Catalysis Today, Vol.313, 134-141, 2018
Removal of an X-Ray contrast chemical from tertiary treated wastewater: Investigation of persulfate-mediated photochemical treatment systems

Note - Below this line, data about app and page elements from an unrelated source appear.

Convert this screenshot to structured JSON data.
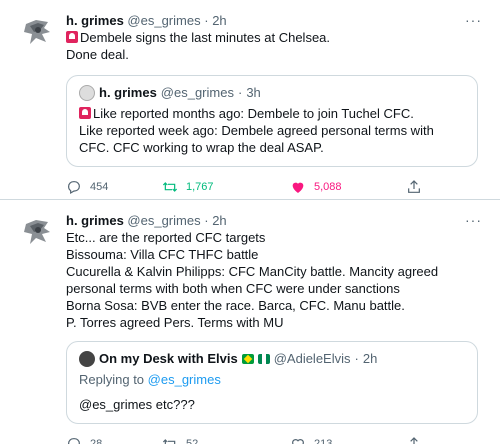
{
  "colors": {
    "accent": "#1d9bf0",
    "retweet": "#00ba7c",
    "like": "#f91880",
    "muted": "#536471",
    "border": "#cfd9de"
  },
  "tweets": [
    {
      "name": "h. grimes",
      "handle": "@es_grimes",
      "time": "2h",
      "text": "Dembele signs the last minutes at Chelsea.\nDone deal.",
      "quote": {
        "name": "h. grimes",
        "handle": "@es_grimes",
        "time": "3h",
        "text": "Like reported months ago: Dembele to join Tuchel CFC.\nLike reported week ago: Dembele agreed personal terms with CFC. CFC working to wrap the deal ASAP."
      },
      "actions": {
        "replies": "454",
        "retweets": "1,767",
        "likes": "5,088"
      }
    },
    {
      "name": "h. grimes",
      "handle": "@es_grimes",
      "time": "2h",
      "text": "Etc... are the reported CFC targets\nBissouma: Villa CFC THFC battle\nCucurella & Kalvin Philipps: CFC ManCity battle. Mancity agreed personal terms with both when CFC were under sanctions\nBorna Sosa: BVB enter the race. Barca, CFC. Manu battle.\nP. Torres agreed Pers. Terms with MU",
      "quote": {
        "name": "On my Desk with Elvis",
        "handle": "@AdieleElvis",
        "time": "2h",
        "replying_label": "Replying to",
        "replying_handle": "@es_grimes",
        "text": "@es_grimes etc???"
      },
      "actions": {
        "replies": "28",
        "retweets": "52",
        "likes": "213"
      }
    }
  ],
  "icons": {
    "more": "more-icon",
    "reply": "reply-icon",
    "retweet": "retweet-icon",
    "like": "heart-icon",
    "share": "share-icon"
  },
  "more_glyph": "···",
  "dot": "·"
}
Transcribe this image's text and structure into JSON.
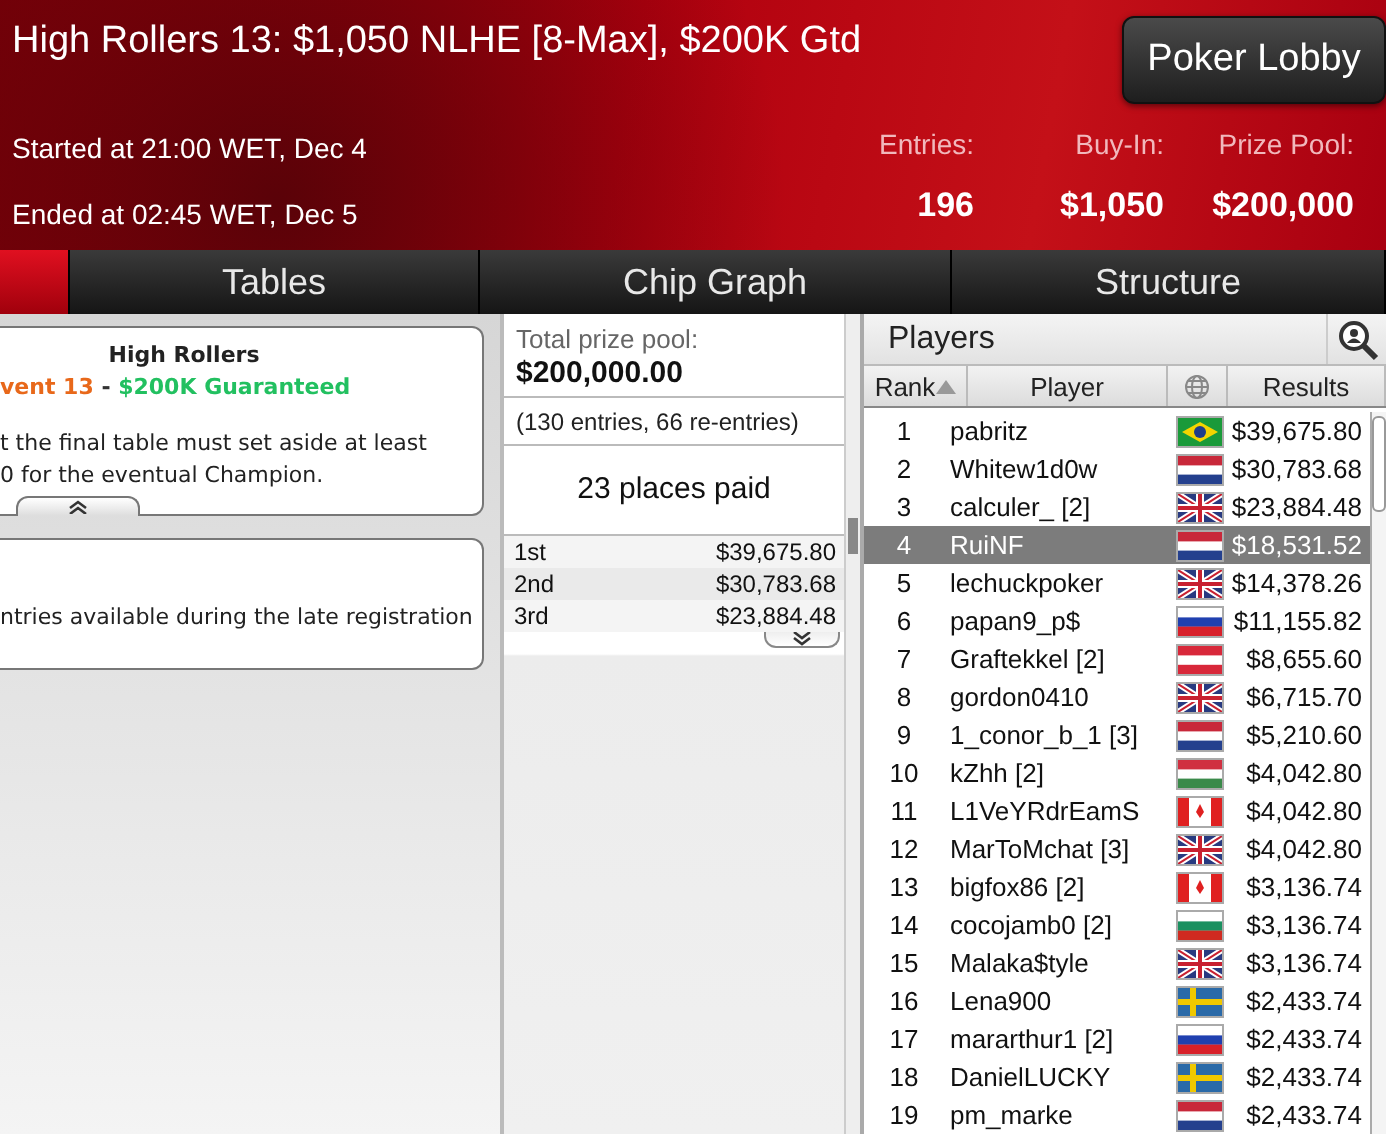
{
  "header": {
    "title": "High Rollers 13: $1,050 NLHE [8-Max], $200K Gtd",
    "lobby_button": "Poker Lobby",
    "started": "Started at 21:00 WET, Dec 4",
    "ended": "Ended at 02:45 WET, Dec 5",
    "stats": [
      {
        "label": "Entries:",
        "value": "196"
      },
      {
        "label": "Buy-In:",
        "value": "$1,050"
      },
      {
        "label": "Prize Pool:",
        "value": "$200,000"
      }
    ]
  },
  "tabs": [
    {
      "selected": true
    },
    {
      "label": "Tables",
      "selected": false
    },
    {
      "label": "Chip Graph",
      "selected": false
    },
    {
      "label": "Structure",
      "selected": false
    }
  ],
  "info_card": {
    "heading": "High Rollers",
    "subtitle": [
      {
        "text": "vent 13",
        "color": "#e8681a"
      },
      {
        "text": " - ",
        "color": "#333333"
      },
      {
        "text": "$200K Guaranteed",
        "color": "#22c060"
      }
    ],
    "body": "t the final table must set aside at least\n0 for the eventual Champion.",
    "expanded": true
  },
  "info_card_2": {
    "body": "ntries available during the late registration"
  },
  "prizes": {
    "label": "Total prize pool:",
    "total": "$200,000.00",
    "entries": "(130 entries, 66 re-entries)",
    "places": "23 places paid",
    "rows": [
      {
        "place": "1st",
        "amount": "$39,675.80"
      },
      {
        "place": "2nd",
        "amount": "$30,783.68"
      },
      {
        "place": "3rd",
        "amount": "$23,884.48"
      }
    ],
    "expanded": false
  },
  "players": {
    "title": "Players",
    "columns": [
      "Rank",
      "Player",
      "Results"
    ],
    "rows": [
      {
        "rank": "1",
        "name": "pabritz",
        "kind": "br",
        "result": "$39,675.80",
        "selected": false
      },
      {
        "rank": "2",
        "name": "Whitew1d0w",
        "kind": "nl",
        "result": "$30,783.68",
        "selected": false
      },
      {
        "rank": "3",
        "name": "calculer_ [2]",
        "kind": "gb",
        "result": "$23,884.48",
        "selected": false
      },
      {
        "rank": "4",
        "name": "RuiNF",
        "kind": "nl",
        "result": "$18,531.52",
        "selected": true
      },
      {
        "rank": "5",
        "name": "lechuckpoker",
        "kind": "gb",
        "result": "$14,378.26",
        "selected": false
      },
      {
        "rank": "6",
        "name": "papan9_p$",
        "kind": "ru",
        "result": "$11,155.82",
        "selected": false
      },
      {
        "rank": "7",
        "name": "Graftekkel [2]",
        "kind": "at",
        "result": "$8,655.60",
        "selected": false
      },
      {
        "rank": "8",
        "name": "gordon0410",
        "kind": "gb",
        "result": "$6,715.70",
        "selected": false
      },
      {
        "rank": "9",
        "name": "1_conor_b_1 [3]",
        "kind": "nl",
        "result": "$5,210.60",
        "selected": false
      },
      {
        "rank": "10",
        "name": "kZhh [2]",
        "kind": "hu",
        "result": "$4,042.80",
        "selected": false
      },
      {
        "rank": "11",
        "name": "L1VeYRdrEamS",
        "kind": "ca",
        "result": "$4,042.80",
        "selected": false
      },
      {
        "rank": "12",
        "name": "MarToMchat [3]",
        "kind": "gb",
        "result": "$4,042.80",
        "selected": false
      },
      {
        "rank": "13",
        "name": "bigfox86 [2]",
        "kind": "ca",
        "result": "$3,136.74",
        "selected": false
      },
      {
        "rank": "14",
        "name": "cocojamb0 [2]",
        "kind": "bg",
        "result": "$3,136.74",
        "selected": false
      },
      {
        "rank": "15",
        "name": "Malaka$tyle",
        "kind": "gb",
        "result": "$3,136.74",
        "selected": false
      },
      {
        "rank": "16",
        "name": "Lena900",
        "kind": "se",
        "result": "$2,433.74",
        "selected": false
      },
      {
        "rank": "17",
        "name": "mararthur1 [2]",
        "kind": "ru",
        "result": "$2,433.74",
        "selected": false
      },
      {
        "rank": "18",
        "name": "DanielLUCKY",
        "kind": "se",
        "result": "$2,433.74",
        "selected": false
      },
      {
        "rank": "19",
        "name": "pm_marke",
        "kind": "nl",
        "result": "$2,433.74",
        "selected": false
      }
    ]
  }
}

The degradation of 2.6 mu M (2 mg/L) iopamidol (IOPA), a commercially important nonionic, iodinated X-ray contrast chemical and model micropollutant, by UV-A and UV-C photo-assisted persulfate (PS) oxidation in real, tertiary treated municipal wastewater (Organic carbon = 12.4 mg/L; Alkalinity = 130 mg CaCO3/L; pH= 7.0) was investigated. Preliminary baseline experiments conducted in pure (distilled) water indicated that IOPA could be rapidly and completely removed even by UV-C treatment alone. In the presence of UV-A light, 100% IOPA removal could still be achieved in pure water by PS/UV-A treatment which was studied at varying conditions (0.10-1.00 mM; pH3-11). However, in real wastewater, addition of at least 0.10 mM and 1.00 mM PS was required to achieve high (> 90%) IOPA removals by the PS/UV-C and PS/UV-A treatment systems, respectively. PS consumption rates increased under UV-C radiation compared with UV-A radiation and in real wastewater compared to pure water. Organic carbon removals were appreciable for PS/UV-C (48%) and UV-C (40%) treatments in real wastewater. Toxicity assays carried out with the marine photobacteria Vibrio fischeri revealed that the toxicity response did not change significantly after photochemical treatment. According to the bioassay conducted with the freshwater microalga Pseudokirchneriella subcapitata, the toxicity increased after 155 min UV-C photolysis.